(Beginning of Available records)
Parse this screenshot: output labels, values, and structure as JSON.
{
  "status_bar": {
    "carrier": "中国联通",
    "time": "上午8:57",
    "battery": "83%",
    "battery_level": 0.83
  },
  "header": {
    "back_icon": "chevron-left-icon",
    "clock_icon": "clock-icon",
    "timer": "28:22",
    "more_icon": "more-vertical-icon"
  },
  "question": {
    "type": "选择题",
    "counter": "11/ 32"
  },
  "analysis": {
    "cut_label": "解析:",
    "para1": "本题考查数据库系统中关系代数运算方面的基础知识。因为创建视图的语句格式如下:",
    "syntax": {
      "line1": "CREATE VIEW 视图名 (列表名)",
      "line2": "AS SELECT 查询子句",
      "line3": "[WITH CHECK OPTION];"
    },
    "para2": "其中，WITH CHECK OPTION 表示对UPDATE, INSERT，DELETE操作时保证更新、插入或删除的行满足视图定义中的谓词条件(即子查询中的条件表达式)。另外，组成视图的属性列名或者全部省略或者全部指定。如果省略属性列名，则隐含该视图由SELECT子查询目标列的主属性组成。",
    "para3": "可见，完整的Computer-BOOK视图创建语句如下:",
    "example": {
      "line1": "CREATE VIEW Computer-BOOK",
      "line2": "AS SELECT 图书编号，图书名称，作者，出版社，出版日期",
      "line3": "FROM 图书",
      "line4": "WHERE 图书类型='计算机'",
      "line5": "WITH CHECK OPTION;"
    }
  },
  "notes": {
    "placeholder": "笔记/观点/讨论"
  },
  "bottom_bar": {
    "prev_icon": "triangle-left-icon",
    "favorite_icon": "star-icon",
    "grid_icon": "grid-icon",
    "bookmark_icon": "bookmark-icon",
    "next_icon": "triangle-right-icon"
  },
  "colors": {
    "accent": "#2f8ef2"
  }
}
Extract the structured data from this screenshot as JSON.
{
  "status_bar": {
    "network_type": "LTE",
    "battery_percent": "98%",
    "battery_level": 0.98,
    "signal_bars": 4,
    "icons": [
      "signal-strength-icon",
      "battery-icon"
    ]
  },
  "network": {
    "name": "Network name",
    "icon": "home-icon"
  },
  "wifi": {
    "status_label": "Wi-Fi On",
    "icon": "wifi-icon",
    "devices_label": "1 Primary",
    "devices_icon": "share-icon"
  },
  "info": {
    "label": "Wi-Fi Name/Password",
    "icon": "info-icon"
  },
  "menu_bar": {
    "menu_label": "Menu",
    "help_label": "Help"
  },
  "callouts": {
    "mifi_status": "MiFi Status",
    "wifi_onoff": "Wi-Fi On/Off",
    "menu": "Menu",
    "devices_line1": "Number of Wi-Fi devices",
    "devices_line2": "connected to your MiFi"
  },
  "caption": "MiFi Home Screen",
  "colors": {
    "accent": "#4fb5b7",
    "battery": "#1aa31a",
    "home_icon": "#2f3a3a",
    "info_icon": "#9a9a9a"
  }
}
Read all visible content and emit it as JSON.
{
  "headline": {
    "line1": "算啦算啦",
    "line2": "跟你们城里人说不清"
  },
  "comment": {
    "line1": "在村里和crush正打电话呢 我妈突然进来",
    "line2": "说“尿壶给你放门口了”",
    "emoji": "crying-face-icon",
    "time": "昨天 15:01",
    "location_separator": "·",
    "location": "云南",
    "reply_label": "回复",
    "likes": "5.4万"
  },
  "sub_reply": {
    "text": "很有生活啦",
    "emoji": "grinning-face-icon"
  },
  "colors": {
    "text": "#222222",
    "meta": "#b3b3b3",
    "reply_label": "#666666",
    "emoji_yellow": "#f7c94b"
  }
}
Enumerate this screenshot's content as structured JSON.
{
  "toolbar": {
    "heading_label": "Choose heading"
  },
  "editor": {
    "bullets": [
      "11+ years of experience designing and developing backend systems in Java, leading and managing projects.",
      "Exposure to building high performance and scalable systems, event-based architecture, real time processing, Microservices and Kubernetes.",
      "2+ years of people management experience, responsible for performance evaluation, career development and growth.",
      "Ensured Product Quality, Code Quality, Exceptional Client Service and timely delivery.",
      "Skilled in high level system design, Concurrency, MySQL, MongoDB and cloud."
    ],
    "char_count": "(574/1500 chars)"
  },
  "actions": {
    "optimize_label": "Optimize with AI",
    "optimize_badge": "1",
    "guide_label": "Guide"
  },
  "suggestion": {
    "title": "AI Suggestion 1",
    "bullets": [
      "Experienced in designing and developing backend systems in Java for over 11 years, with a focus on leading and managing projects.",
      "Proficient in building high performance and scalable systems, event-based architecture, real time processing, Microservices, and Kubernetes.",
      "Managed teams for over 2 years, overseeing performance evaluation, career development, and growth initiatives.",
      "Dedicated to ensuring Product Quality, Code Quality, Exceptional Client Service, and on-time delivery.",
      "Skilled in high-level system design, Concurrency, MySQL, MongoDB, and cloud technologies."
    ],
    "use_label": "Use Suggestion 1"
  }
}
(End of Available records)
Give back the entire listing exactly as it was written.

Parse this screenshot: output labels, values, and structure as JSON.
{
  "status_bar": {
    "carrier": "中国联通",
    "time": "上午8:57",
    "battery": "83%",
    "battery_level": 0.83
  },
  "header": {
    "back_icon": "chevron-left-icon",
    "clock_icon": "clock-icon",
    "timer": "28:22",
    "more_icon": "more-vertical-icon"
  },
  "question": {
    "type": "选择题",
    "counter": "11/ 32"
  },
  "analysis": {
    "cut_label": "解析:",
    "para1": "本题考查数据库系统中关系代数运算方面的基础知识。因为创建视图的语句格式如下:",
    "syntax": {
      "line1": "CREATE VIEW 视图名 (列表名)",
      "line2": "AS SELECT 查询子句",
      "line3": "[WITH CHECK OPTION];"
    },
    "para2": "其中，WITH CHECK OPTION 表示对UPDATE, INSERT，DELETE操作时保证更新、插入或删除的行满足视图定义中的谓词条件(即子查询中的条件表达式)。另外，组成视图的属性列名或者全部省略或者全部指定。如果省略属性列名，则隐含该视图由SELECT子查询目标列的主属性组成。",
    "para3": "可见，完整的Computer-BOOK视图创建语句如下:",
    "example": {
      "line1": "CREATE VIEW Computer-BOOK",
      "line2": "AS SELECT 图书编号，图书名称，作者，出版社，出版日期",
      "line3": "FROM 图书",
      "line4": "WHERE 图书类型='计算机'",
      "line5": "WITH CHECK OPTION;"
    }
  },
  "notes": {
    "placeholder": "笔记/观点/讨论"
  },
  "bottom_bar": {
    "prev_icon": "triangle-left-icon",
    "favorite_icon": "star-icon",
    "grid_icon": "grid-icon",
    "bookmark_icon": "bookmark-icon",
    "next_icon": "triangle-right-icon"
  },
  "colors": {
    "accent": "#2f8ef2"
  }
}
Extract the structured data from this screenshot as JSON.
{
  "status_bar": {
    "network_type": "LTE",
    "battery_percent": "98%",
    "battery_level": 0.98,
    "signal_bars": 4,
    "icons": [
      "signal-strength-icon",
      "battery-icon"
    ]
  },
  "network": {
    "name": "Network name",
    "icon": "home-icon"
  },
  "wifi": {
    "status_label": "Wi-Fi On",
    "icon": "wifi-icon",
    "devices_label": "1 Primary",
    "devices_icon": "share-icon"
  },
  "info": {
    "label": "Wi-Fi Name/Password",
    "icon": "info-icon"
  },
  "menu_bar": {
    "menu_label": "Menu",
    "help_label": "Help"
  },
  "callouts": {
    "mifi_status": "MiFi Status",
    "wifi_onoff": "Wi-Fi On/Off",
    "menu": "Menu",
    "devices_line1": "Number of Wi-Fi devices",
    "devices_line2": "connected to your MiFi"
  },
  "caption": "MiFi Home Screen",
  "colors": {
    "accent": "#4fb5b7",
    "battery": "#1aa31a",
    "home_icon": "#2f3a3a",
    "info_icon": "#9a9a9a"
  }
}
Read all visible content and emit it as JSON.
{
  "headline": {
    "line1": "算啦算啦",
    "line2": "跟你们城里人说不清"
  },
  "comment": {
    "line1": "在村里和crush正打电话呢 我妈突然进来",
    "line2": "说“尿壶给你放门口了”",
    "emoji": "crying-face-icon",
    "time": "昨天 15:01",
    "location_separator": "·",
    "location": "云南",
    "reply_label": "回复",
    "likes": "5.4万"
  },
  "sub_reply": {
    "text": "很有生活啦",
    "emoji": "grinning-face-icon"
  },
  "colors": {
    "text": "#222222",
    "meta": "#b3b3b3",
    "reply_label": "#666666",
    "emoji_yellow": "#f7c94b"
  }
}
Enumerate this screenshot's content as structured JSON.
{
  "toolbar": {
    "heading_label": "Choose heading"
  },
  "editor": {
    "bullets": [
      "11+ years of experience designing and developing backend systems in Java, leading and managing projects.",
      "Exposure to building high performance and scalable systems, event-based architecture, real time processing, Microservices and Kubernetes.",
      "2+ years of people management experience, responsible for performance evaluation, career development and growth.",
      "Ensured Product Quality, Code Quality, Exceptional Client Service and timely delivery.",
      "Skilled in high level system design, Concurrency, MySQL, MongoDB and cloud."
    ],
    "char_count": "(574/1500 chars)"
  },
  "actions": {
    "optimize_label": "Optimize with AI",
    "optimize_badge": "1",
    "guide_label": "Guide"
  },
  "suggestion": {
    "title": "AI Suggestion 1",
    "bullets": [
      "Experienced in designing and developing backend systems in Java for over 11 years, with a focus on leading and managing projects.",
      "Proficient in building high performance and scalable systems, event-based architecture, real time processing, Microservices, and Kubernetes.",
      "Managed teams for over 2 years, overseeing performance evaluation, career development, and growth initiatives.",
      "Dedicated to ensuring Product Quality, Code Quality, Exceptional Client Service, and on-time delivery.",
      "Skilled in high-level system design, Concurrency, MySQL, MongoDB, and cloud technologies."
    ],
    "use_label": "Use Suggestion 1"
  }
}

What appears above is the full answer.